● **Problem to solve**
Search the data for lines holding the word "Price". State how many there are, and nothing else.

● **Records for processing**
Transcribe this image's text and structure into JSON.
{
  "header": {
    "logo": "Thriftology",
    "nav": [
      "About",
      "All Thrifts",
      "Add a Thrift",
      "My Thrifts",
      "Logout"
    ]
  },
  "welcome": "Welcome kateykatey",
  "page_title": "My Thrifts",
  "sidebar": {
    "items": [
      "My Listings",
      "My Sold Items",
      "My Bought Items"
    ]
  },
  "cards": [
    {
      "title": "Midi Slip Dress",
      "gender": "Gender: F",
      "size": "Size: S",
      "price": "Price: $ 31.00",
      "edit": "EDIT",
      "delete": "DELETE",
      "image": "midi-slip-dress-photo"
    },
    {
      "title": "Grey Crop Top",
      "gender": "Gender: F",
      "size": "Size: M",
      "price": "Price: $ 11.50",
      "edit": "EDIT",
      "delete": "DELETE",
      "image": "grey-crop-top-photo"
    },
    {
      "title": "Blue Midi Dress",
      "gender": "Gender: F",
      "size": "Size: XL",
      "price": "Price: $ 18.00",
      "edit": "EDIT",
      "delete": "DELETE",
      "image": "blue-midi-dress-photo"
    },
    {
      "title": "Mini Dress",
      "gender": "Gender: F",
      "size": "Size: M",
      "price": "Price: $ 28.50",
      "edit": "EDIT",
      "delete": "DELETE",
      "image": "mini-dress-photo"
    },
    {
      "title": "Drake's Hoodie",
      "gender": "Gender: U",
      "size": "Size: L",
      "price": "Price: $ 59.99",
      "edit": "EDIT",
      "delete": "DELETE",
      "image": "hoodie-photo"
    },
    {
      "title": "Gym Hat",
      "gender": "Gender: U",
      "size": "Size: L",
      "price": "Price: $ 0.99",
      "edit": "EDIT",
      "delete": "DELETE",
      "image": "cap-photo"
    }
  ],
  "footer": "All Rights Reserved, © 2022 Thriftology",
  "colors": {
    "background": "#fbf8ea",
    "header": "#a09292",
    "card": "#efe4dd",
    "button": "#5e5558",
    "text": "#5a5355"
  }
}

● **Answer to the problem**
6